Michigan has been experiencing extremely difficult economic times. Our region suffers some of the highest rates of poverty and unemployment in the state, with over 34% of our children living at or below the poverty line. This translates to economic stress for many families; young children need a stable, safe, and secure family environment in order to flourish. 

The inability to meet basic needs is one of the most significant barriers to providing effective parenting and caring for children. Poverty is a strong predictor of challenges for young children. 

Unemployment in our 5 county region is at 13%, while UNDER-employment across the state of Michigan is at 18.8%. There is significant increased demand for local assistance programs such as food and baby pantries and a significant increase in the need for charity care from our medical institutions.

Family Supports and Basic Needs Strategies Prioritized:


  1. All children have basic needs met – food, clothing and supplies, shelter, and safety.
  2. Employers and agencies have access to standards-based information about family-friendly best practices that benefit community members, employees, and employers.   

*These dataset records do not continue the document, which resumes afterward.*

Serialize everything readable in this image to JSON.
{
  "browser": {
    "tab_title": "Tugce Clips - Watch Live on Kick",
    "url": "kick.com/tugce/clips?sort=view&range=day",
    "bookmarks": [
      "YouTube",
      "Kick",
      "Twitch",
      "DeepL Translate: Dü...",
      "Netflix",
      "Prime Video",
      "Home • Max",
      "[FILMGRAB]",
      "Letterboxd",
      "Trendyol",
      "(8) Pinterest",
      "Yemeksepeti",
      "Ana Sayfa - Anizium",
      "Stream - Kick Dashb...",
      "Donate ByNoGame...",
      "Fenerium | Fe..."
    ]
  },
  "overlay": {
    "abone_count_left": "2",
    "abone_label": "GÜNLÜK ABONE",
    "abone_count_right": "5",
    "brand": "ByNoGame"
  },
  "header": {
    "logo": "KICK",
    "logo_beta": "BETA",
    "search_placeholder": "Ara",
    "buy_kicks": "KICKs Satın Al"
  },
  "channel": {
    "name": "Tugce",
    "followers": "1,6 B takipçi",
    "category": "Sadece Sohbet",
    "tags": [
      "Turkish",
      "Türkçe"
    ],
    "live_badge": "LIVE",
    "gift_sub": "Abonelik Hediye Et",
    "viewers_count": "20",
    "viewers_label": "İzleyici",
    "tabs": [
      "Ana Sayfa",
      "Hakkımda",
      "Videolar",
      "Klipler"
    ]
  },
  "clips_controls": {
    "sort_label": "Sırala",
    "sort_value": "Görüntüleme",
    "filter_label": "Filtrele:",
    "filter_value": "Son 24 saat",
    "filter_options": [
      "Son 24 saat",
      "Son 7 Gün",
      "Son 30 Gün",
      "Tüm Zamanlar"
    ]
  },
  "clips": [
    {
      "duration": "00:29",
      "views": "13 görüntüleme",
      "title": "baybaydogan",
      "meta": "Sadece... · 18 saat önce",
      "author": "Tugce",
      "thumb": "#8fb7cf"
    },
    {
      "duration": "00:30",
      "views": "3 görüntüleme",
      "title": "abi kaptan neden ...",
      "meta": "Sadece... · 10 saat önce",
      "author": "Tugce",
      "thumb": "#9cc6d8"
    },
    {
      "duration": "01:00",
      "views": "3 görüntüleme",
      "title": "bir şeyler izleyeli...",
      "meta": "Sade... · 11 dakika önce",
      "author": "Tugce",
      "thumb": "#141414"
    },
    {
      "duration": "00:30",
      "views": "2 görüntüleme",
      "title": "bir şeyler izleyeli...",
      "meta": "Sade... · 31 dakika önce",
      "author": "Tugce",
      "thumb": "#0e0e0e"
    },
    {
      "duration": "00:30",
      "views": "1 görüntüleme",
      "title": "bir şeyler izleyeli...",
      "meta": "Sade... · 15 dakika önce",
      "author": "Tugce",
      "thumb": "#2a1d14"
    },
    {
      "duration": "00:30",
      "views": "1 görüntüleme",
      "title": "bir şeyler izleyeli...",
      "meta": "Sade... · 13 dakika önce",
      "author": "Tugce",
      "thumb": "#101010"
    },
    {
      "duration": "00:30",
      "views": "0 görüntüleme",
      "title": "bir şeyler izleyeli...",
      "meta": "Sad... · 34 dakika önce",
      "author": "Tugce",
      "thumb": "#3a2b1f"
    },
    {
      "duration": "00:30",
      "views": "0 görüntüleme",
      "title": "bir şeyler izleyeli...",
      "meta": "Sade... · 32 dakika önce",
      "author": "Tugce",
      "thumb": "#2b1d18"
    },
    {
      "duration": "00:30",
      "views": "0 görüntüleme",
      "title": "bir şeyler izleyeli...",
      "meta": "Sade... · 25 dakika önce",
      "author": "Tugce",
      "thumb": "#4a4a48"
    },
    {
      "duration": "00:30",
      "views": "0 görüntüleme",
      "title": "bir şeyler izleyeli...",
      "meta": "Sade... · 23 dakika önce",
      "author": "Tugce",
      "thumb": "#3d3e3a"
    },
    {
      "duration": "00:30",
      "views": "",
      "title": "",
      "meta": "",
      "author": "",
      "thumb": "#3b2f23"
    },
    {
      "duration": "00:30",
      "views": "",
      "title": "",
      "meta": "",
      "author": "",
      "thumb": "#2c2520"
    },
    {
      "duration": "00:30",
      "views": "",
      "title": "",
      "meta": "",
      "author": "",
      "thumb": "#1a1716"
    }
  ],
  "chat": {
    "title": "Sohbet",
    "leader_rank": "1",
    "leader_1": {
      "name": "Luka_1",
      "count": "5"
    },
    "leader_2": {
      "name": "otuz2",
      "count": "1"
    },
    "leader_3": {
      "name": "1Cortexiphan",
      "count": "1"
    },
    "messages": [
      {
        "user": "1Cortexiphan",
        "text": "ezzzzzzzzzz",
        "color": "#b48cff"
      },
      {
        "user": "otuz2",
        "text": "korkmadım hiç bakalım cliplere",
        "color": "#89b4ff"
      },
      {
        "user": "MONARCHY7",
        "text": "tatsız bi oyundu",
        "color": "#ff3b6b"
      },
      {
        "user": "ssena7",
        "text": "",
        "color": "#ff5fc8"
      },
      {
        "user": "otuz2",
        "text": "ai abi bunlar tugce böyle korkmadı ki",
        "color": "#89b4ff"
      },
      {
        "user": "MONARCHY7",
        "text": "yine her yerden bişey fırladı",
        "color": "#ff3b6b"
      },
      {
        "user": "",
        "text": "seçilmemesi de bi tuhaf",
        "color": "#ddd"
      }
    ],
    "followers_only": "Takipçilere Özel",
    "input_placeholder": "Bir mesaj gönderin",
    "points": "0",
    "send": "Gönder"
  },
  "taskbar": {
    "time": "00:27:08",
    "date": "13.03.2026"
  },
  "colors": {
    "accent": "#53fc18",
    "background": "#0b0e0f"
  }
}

Goals & Strategies

Component Five:  Physical Health



  • Infants, young children & their families are physically healthy.
  • The public recognizes a healthy beginning in life for all children is an essential part of a healthy community.

Healthy children are more able to engage in the full range of life experiences that promote early learning.  A lack of health care or delays in the treatment of health problems, including dental care, can negatively affect a child’s development with lifelong consequences. 

A quality start in life begins with consistent and competent prenatal care and continues with access to regular healthcare providers who provide preventive care such as immunizations and screenings for developmental, hearing, and vision problems.   

Physical Health Strategies Prioritized:


  1. Children are born healthy.
  2. Children are prepared to succeed in 4th grade and beyond by reading proficiently by the end of third grade.
  3. All parents have access to information about “best practices” that promote long-term health; including prenatal practices and seek a family medical home.


Collaborative Infrastructure



  • Parents and a diverse collaborative body is the entity that is driving the work of the GSC, focusing on the 4 outcomes laid out by the Michigan Office of Great Start.

GSC Infrastructure is the underlying base or foundation necessary for successful development and resilience of its infrastructure.  The GSC will focus on the 4 outcomes laid out by the Michigan Office of Great Start in 2013:  Children are born healthy; Children are healthy, thriving, and developmentally on track from birth to third grade; Children are developmentally ready to succeed in school at the time of school entry; Children are prepared to succeed in fourth grade and beyond by reading proficiently by the end of third grade.  In order to achieve these outcomes, as well as goals laid out by ECIC, the Office of Great Start recommends a persistent focus on six high leverage areas:  leadership, parent education and involvement, quality and accountability, coordination and collaboration, efficient funding and access to quality programs.  By focusing on these areas, the GSC and all of it’s partners strive to efficiently leverage resources for system change.  The focus for the GSC Infrastructure is for the GSC to work to establish and sustain a permanent collaborative structure overseeing the promotion of early childhood issues in the COOR/Iosco counties, and to provide education to local policy makers regarding how they can help to achieve these outcomes.  The activities and action agenda to meet these goals were also developed by our Collaborative. The Collaborative goals are achievable within the plan laid out by the ECIC and OGS.

Collaborative Infrastructure Strategies Prioritized:

  1. Increase engagement of parents in the Great Start Collaborative and Parent Coalition work.
  2. Diverse engagement is represented in the GSC work.  Membership reflects socio-economic, gender, academic, ethnic, racial, family structure, religious, political and community size, groups experiencing disparities, and other diverse characteristics.
  3. Increase engagement of local business and media.
  4. Increase Parent Leadership and Advocacy.